As parents, we should be seeking out appropriate activities to help the development of our children’s fine motor, gross motor, and social-emotional skills. If you are a stay at home parent, your children could really benefit from programs that are offered in your community.
My daughters frequently attend our local libraries age-appropriate programs. The librarian uses manipulatives, art supplies, and books to teach the children fine motor and social-emotional skills. This gives my girls the chance to interact with other children to work on their social-emotional skills.
Parents should make sure that the activities that they are signing their children up for are age appropriate. Just because it says the activity is open to three to five year olds, does not always mean it is appropriate. As a former preschool teacher with extensive training in the development of young children, I have seen many people make the mistake of having children do inappropriate activities and expect a good outcome. This can be more harmful than beneficial. This will create frustrated children. If your child cannot share their toys with their siblings, you cannot expect them to be able to share a ball on the court.
Before the age of four, the brain does not fully have the capacity to understand other people’s feelings. That is why understanding emotions are taught in a preschool classroom. Sharing and empathy are developmentally difficult for young children and should be modeled consistently for it to be fully understood. In my preschool classroom, I had to have multiple sets of things due to this factor. Many sports programs expect young children to be able to play a sport that has one ball shared by two teams. This can only lead to a field or court filled with extremely frustrated preschoolers.
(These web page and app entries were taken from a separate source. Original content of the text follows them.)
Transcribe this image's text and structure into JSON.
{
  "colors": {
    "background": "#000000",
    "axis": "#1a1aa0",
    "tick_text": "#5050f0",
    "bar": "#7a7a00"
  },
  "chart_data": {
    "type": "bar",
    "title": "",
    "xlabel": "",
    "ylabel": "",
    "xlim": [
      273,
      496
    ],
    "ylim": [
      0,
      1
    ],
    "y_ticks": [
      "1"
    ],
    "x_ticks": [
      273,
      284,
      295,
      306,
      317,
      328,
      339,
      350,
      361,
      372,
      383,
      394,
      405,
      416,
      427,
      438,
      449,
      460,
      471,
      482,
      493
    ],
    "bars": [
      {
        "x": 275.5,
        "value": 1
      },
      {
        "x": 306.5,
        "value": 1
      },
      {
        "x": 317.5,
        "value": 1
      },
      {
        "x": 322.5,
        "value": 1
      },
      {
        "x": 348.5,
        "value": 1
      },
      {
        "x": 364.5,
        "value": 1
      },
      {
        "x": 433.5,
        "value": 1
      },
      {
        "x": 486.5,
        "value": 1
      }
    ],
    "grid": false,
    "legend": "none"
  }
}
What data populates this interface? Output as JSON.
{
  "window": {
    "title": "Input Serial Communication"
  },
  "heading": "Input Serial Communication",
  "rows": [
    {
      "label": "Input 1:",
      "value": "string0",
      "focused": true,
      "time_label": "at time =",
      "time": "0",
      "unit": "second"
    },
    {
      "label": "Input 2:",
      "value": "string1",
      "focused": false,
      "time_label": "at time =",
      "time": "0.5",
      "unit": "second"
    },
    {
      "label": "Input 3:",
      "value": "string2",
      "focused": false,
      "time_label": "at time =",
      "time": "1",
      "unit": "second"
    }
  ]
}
There are some sports themed programs that are very beneficial for young children. They use age-appropriate activities to help children learn beneficial skills for a sport. I had the privilege to run such a program a few years ago. The program uses a children’s book with animal characters teaching a new soccer skill. Each session we would do activities to be like one of the characters from the book. By the end of the session, the participants were able to do things like rollovers and drag backs.
What made this program so successful was the idea that each child had their own ball and was taught to use their ball to understand basic soccer skills. They were not put on a soccer field with one ball to fight over. Each skill that they were taught is a crucial skill for being successful in soccer when they are developmentally ready to fully understand how to play the game.
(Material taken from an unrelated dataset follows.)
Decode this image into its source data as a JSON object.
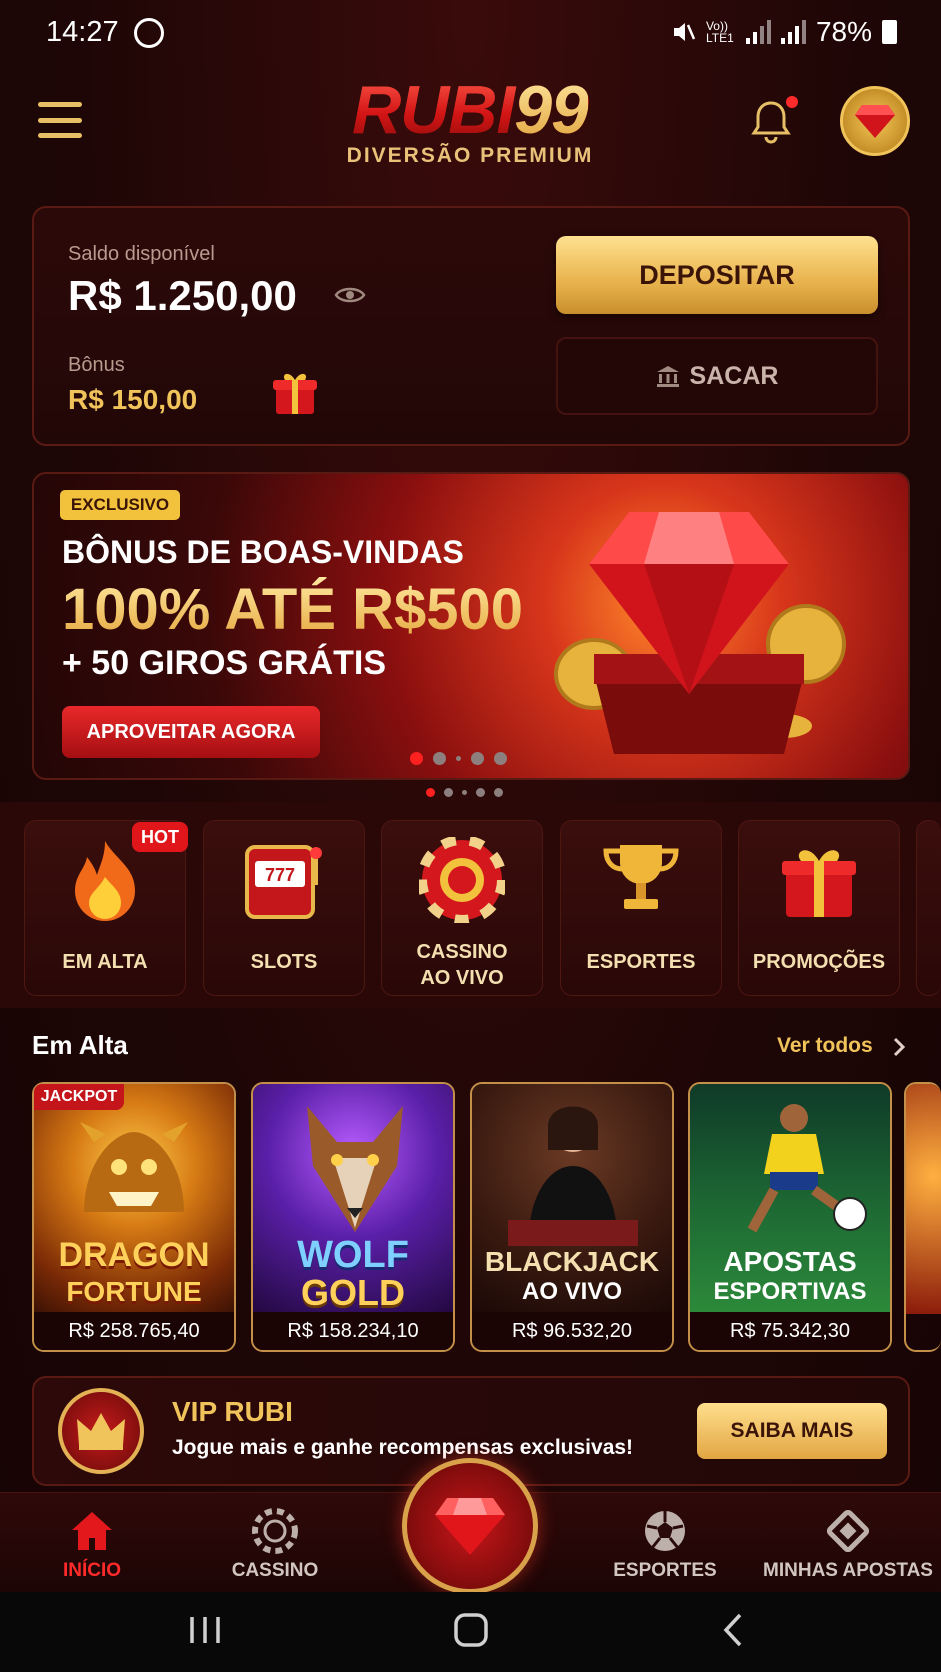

Sports are not the only inappropriate activity for young children. There is much debate on whether or not young children should be playing competitive games at school. Some preschools have even banned them in the classroom. Some competitive games can be inappropriate for children due to the rules being too complex. Games with simple rules, but are competitive can still be very beneficial for your child. If they do not have the opportunity to practice working in a competitive manner, how can we expect them to be successful as adults?
An example of a simple competitive game that is beneficial is musical chairs. It teaches spatial awareness to young children. Many times children do not look around to see who is near them when they are moving around which can cause accidents. Musical chairs teaches children to look around at the other kids and where the furniture is in the room. This is considered a competitive game because there is one winner at the end. Simple competitive games are created to teach a specific skill to your child and can be a benefit.
As a parent and a former preschool teacher, I see the benefits of age-appropriate games and activities. These age-appropriate games can be played at school, home, or even out in the community, like at the local library. All parents should do a little research into the program they want their child to participate in. Just because it says it is appropriate, does not always mean that they are truly appropriate for your child. When we have too high of expectations for our children, we are just setting them up for failure in the long run.
If you are a stay at home parent like me, I would encourage you to look to your community for age-appropriate activities and programs. If your children go to daycare or school, they could still benefit from outside programs throughout the year, just do not overload them. Even age-appropriate programs should not get in the way of children being able to free play. Remember, they are still kids after all.